So Long, Specs
What if someone told you that the continuous search for your reading glasses could be over in a mere 15 minutes? That’s the amount of time it takes for Dr. Jason Stahl to perform an innovative laser lens replacement procedure at Durrie Vision, allowing patients like Carol Cattaneo to walk out of his office feeling like the dictionary doesn’t have enough words to describe the way it’s changed her life.
“The brightness, color and clarity is amazing,” says Cattaneo, an active 64-year-old from Mission who says that her eyesight was continuing to get worse prior to the procedure. “I feel like one of those Tide commercials where everything that I’m seeing now is like that extra-bright white shirt.”
Cattaneo counts on her eyesight on a daily basis. As a wound nurse, she must be precise and exact when evaluating, measuring and dressing patients’ injuries. Her declining eyesight led her to Durrie Vision in 2004 where she underwent a corneal LASIK procedure. After that, she continued to go to Durrie for an annual eye exam that recently revealed the formation of cataracts and discoloration. Because of her condition, Cattaneo was the perfect candidate for laser lens replacement.

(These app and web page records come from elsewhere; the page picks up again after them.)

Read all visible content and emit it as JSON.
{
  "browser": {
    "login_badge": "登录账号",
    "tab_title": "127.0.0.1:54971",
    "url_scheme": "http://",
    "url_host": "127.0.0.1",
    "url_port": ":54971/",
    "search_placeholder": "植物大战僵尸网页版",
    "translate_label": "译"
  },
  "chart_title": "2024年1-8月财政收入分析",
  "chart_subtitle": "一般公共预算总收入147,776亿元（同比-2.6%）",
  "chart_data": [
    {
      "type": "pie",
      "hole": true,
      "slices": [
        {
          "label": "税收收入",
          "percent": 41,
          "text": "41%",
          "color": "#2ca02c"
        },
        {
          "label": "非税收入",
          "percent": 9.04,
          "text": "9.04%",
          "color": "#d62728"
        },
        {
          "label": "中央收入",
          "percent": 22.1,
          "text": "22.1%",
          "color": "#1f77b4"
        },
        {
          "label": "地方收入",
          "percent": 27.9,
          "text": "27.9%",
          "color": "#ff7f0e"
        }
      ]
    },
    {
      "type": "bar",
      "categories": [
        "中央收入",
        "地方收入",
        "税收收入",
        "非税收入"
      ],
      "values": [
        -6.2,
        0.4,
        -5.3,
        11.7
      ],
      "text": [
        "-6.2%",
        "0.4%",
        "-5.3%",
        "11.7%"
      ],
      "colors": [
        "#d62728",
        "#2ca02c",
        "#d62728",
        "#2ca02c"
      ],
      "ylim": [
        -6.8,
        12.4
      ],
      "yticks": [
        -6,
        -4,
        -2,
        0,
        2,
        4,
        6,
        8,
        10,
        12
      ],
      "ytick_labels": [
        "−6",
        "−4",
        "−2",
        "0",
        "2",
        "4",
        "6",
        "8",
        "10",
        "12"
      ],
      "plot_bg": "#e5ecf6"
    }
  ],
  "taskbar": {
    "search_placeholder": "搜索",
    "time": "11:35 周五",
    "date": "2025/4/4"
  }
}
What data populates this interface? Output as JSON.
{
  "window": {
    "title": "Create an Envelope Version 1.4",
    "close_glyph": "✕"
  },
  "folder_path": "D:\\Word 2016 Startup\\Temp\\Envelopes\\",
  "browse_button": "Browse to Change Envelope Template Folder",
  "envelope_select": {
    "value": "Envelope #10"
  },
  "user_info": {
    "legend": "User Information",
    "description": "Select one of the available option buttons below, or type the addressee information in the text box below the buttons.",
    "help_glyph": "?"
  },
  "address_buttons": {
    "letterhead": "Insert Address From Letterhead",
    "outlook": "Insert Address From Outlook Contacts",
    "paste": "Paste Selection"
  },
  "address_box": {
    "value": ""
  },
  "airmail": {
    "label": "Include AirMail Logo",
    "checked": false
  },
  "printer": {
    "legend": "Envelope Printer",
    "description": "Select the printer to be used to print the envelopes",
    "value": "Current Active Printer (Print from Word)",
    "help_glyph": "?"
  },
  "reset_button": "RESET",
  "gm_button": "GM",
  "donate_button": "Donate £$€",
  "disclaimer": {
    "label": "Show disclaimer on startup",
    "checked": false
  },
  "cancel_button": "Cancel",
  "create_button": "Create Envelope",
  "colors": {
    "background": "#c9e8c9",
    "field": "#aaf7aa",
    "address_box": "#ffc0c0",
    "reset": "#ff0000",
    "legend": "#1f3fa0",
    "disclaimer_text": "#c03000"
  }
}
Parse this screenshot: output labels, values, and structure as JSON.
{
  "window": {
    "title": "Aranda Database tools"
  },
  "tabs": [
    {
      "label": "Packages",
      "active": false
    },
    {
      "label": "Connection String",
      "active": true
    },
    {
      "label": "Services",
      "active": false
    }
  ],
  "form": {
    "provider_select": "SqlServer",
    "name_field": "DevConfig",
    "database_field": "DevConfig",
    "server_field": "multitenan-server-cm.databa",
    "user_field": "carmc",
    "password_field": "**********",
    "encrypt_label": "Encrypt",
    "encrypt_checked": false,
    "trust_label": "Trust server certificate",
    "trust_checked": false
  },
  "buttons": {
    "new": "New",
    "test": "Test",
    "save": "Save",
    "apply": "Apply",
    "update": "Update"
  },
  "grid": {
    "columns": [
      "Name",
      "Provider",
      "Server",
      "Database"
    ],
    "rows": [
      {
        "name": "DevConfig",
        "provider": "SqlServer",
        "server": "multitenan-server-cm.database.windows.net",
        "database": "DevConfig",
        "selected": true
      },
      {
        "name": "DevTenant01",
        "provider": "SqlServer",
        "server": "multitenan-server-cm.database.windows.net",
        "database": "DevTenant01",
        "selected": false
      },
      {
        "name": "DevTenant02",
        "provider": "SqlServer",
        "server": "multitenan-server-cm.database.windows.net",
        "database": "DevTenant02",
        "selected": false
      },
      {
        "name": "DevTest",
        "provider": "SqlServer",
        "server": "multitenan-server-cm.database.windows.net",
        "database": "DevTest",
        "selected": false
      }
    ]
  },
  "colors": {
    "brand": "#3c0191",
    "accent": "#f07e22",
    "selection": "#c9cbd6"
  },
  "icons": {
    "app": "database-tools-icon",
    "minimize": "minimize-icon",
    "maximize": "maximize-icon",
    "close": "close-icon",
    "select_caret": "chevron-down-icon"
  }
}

“I can’t give anybody the eyes they had when they were 21,” says Jason Stahl, MD and assistant clinical professor of opthamology at the University of Kansas Medical Center who specializes in lens implant surgery at Durrie Vision. “But it’s a great procedure for anyone getting into their 50s and beyond who wants to see better.”
Durrie Vision added laser lens replacement to its menu of patient offerings this summer. Since then, Dr. Stahl says that he has performed the surgery on 10 to 15 patients per week. Durrie Vision is the first medical practice in the Midwest and the fifth in the United States to pioneer the procedure, which is different than traditional lens and cataract surgery.
“Laser technology has allowed the replacement to be faster and more accurate,” says Stahl. “The goal with refractive lens surgery is that patients never have to wear glasses, contacts, or bifocals again.”
Stahl credits the success of the refractive surgery to the new femtosecond lasers that he calls “revolutionary.” Stahl says that the procedure is often prescribed for patients who are severely farsighted or extremely nearsighted. Candidates are similar to Cattaneo and may have an aging lens that is becoming thick, dense, and cloudy. If treatment is withheld, blurry vision and cataracts may form, causing the patient to undergo cataract surgery. For these patients, laser lens replacement may prevent future cataract surgery.
Despite glowing reports from Cattaneo and others following laser lens replacement, Stahl says that many patients are hesitant to sign up for the procedure. That’s where he and his team step in.
“We spend a lot of time showing patients the way that this will go,” says Stahl. “We have a goal called the ‘lifetime vision plan’ for patients where we want to restore vision now and help them move forward.”
Cattaneo admits that she was nervous prior to surgery, but a computer simulation of the procedure helped ease her fears, along with a call to a Durrie Vision counselor.
“I knew that this was the best place in America to get this done,” says Cattaneo. “But I had to go home and think about it.”
Cattaneo says that the outpatient procedure was painless along with the prep work required prior to surgery. She credits her calm demeanor to a nurse who patted her leg throughout the procedure and also called to check on her when she got home.
“The eye drop schedule concerned me before surgery,” says Cattaneo who simply wrote everything on her calendar to keep on task. “But I was perfectly at ease during the procedure.”
The price for laser lens replacement varies, but it could cost as much as $4,000 per eye. It was a charge that Cattaneo was willing to pay to say ‘So long!’ to her specs.
“I haven’t picked up a pair of glasses since,” says Cattaneo. “I’ve never been able to see this well.”
Meet the Doctor
Jason Stahl, MD and assistant clinical professor of opthamology at the University of Kansas Medical Center, specializes in lens implant surgery at Overland Park-based Durrie Vision and suggests that the best way to take care of your eyes is to have them checked regularly by a healthcare provider or vision specialist. A person with normal eyesight may only need to see an eye doctor every two to four years while a person with poor eyesight who wears contacts or glasses may need to visit the eye doctor annually. Stahl suggests that patients come in for a consultation prior to considering laser lens replacement or any other surgical procedure.
For additional information about laser lens vision correction, visit www.laserlenscorrection.com.